In fact, far from being immoral, the origins of the modern bankruptcy code are in the Bible. Look at the "Jubilee Year" and forgiveness of debts found in Leviticus 22 and other sections of the Old and New Testaments. You can read a detailed discussion of "Bankruptcy and the Bible" by clicking here.
This is NOT true. In fact, nothing could be further from the truth. The minute you file bankruptcy, the Bankruptcy Court issues an order telling all of your creditors to leave you alone. No more phone calls. No more collection letters. No more lawsuits. No garnishments. No repossessions. No foreclosures. Nothing. This order has a name. It is called the "Automatic Stay"; and it is issued pursuant to Title 11 of the United States Code, Section 362. The Automatic Stay prohibits your creditors from taking any collection actions against you or your assets. Once you file bankruptcy, the creditor is not even allowed to talk to you. In addition, the creditor must stop any collection attempts already started. The Automatic Stay is very powerful, and puts the full weight of the United States Courts to work for you, to make sure your creditors leave you alone.
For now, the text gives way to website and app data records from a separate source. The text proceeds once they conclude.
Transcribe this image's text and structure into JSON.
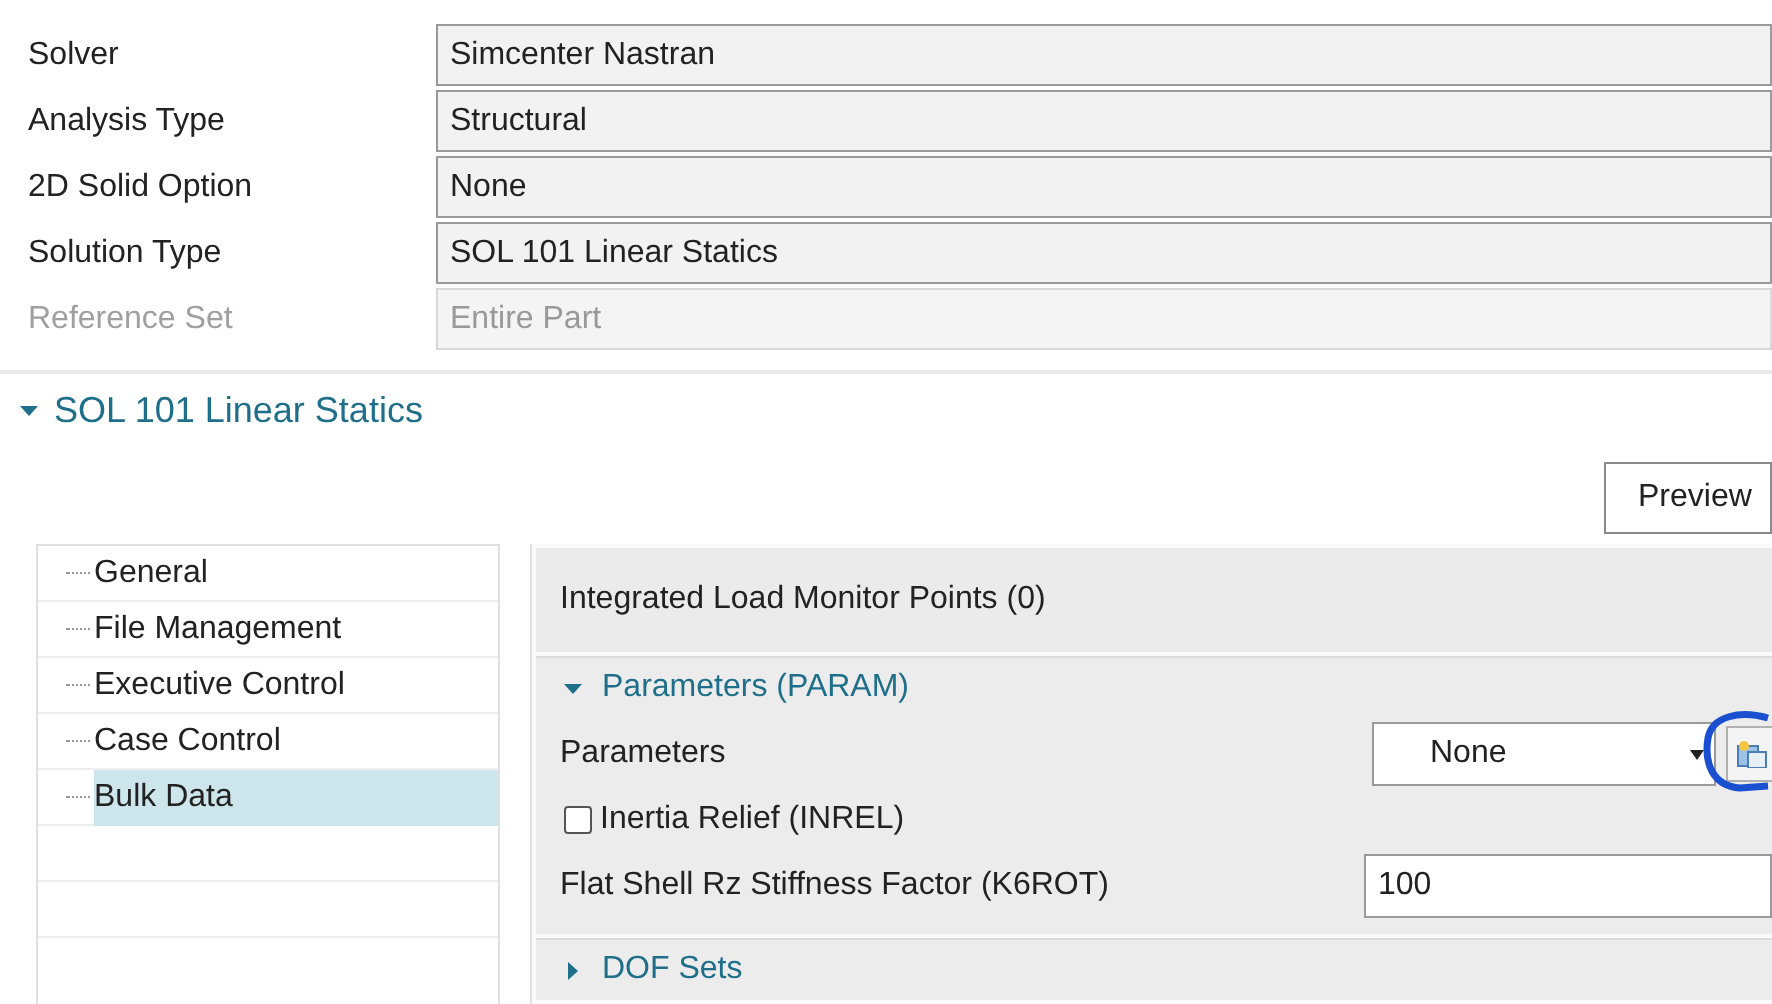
{
  "properties": [
    {
      "label": "Solver",
      "value": "Simcenter Nastran",
      "disabled": false
    },
    {
      "label": "Analysis Type",
      "value": "Structural",
      "disabled": false
    },
    {
      "label": "2D Solid Option",
      "value": "None",
      "disabled": false
    },
    {
      "label": "Solution Type",
      "value": "SOL 101 Linear Statics",
      "disabled": false
    },
    {
      "label": "Reference Set",
      "value": "Entire Part",
      "disabled": true
    }
  ],
  "solution_section": {
    "title": "SOL 101 Linear Statics",
    "expanded": true
  },
  "preview_button": "Preview",
  "tree": {
    "items": [
      {
        "label": "General",
        "selected": false
      },
      {
        "label": "File Management",
        "selected": false
      },
      {
        "label": "Executive Control",
        "selected": false
      },
      {
        "label": "Case Control",
        "selected": false
      },
      {
        "label": "Bulk Data",
        "selected": true
      }
    ]
  },
  "panel": {
    "monitor_points": "Integrated Load Monitor Points (0)",
    "groups": [
      {
        "title": "Parameters (PARAM)",
        "expanded": true,
        "rows": [
          {
            "kind": "dropdown",
            "label": "Parameters",
            "value": "None"
          },
          {
            "kind": "checkbox",
            "label": "Inertia Relief (INREL)",
            "checked": false
          },
          {
            "kind": "number",
            "label": "Flat Shell Rz Stiffness Factor (K6ROT)",
            "value": "100"
          }
        ]
      },
      {
        "title": "DOF Sets",
        "expanded": false
      }
    ]
  }
}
If a creditor violates the Automatic Stay, you have the right to bring the creditor before the Court for Contempt of Court, and to be compensated accordingly. This is not a hollow right—Bankruptcy Court Judges do not take kindly to creditors who ignore their Order—the Automatic Stay—and these Judges have been known to punish creditors severely. Very simply, once you file for bankruptcy, creditors must leave you alone or suffer the consequences.Back to Top
This is NOT true. Usually, it works just the opposite. Filing bankruptcy is not the problem. The problem is not being able to pay your bills. All good, honest, hard-working people feel a strong need to pay their bills, and not being able to do so causes them tremendous stress. Unless you do something to relieve this stress, the stress can quickly build to the breaking point....and in some cases, the breaking point of your marriage. Bankruptcy is designed to get you out from under the weight of debt and collectors, to protect your property and to lower your stress level. If your experience is like that of other couples, you will find that filing bankruptcy and lowering the stress level can be a crucial first step in bringing the love and caring back into your relationship....which, in turn, gives your marriage a fighting chance.
We have gotten rid of millions of dollars of back taxes for our clients. Most federal, state and local income taxes more than 3 years old, inheritance taxes, and personal property taxes can all be discharged. Under the law, there are several qualifications that have to be met, but once these are met, these taxes are gone. There is one major exception for business owners: Filing bankruptcy does NOT get rid of withholding or sales taxes, no matter how old they are.Back to Top
The truth is, you can only file for a Chapter 7 bankruptcy once every 8 years. After 8 years, if need be, you can file again. As for filing a case under Chapter 13 of the Bankruptcy Code, there are no such restrictions. Hopefully, however, you will never need to file more than one bankruptcy.
Fact: Theoretically you could file bankruptcy even if you only have $500 in debt, although you would need to have your head examined, since it costs $306 in Court costs to file a Chapter 7. But we have had clients with little or no income who have filed for amounts that would be very manageable for those with higher income, but are completely unmanageable for these clients. There is no minimum.Back to Top
List created by Brett Weiss and used with permission.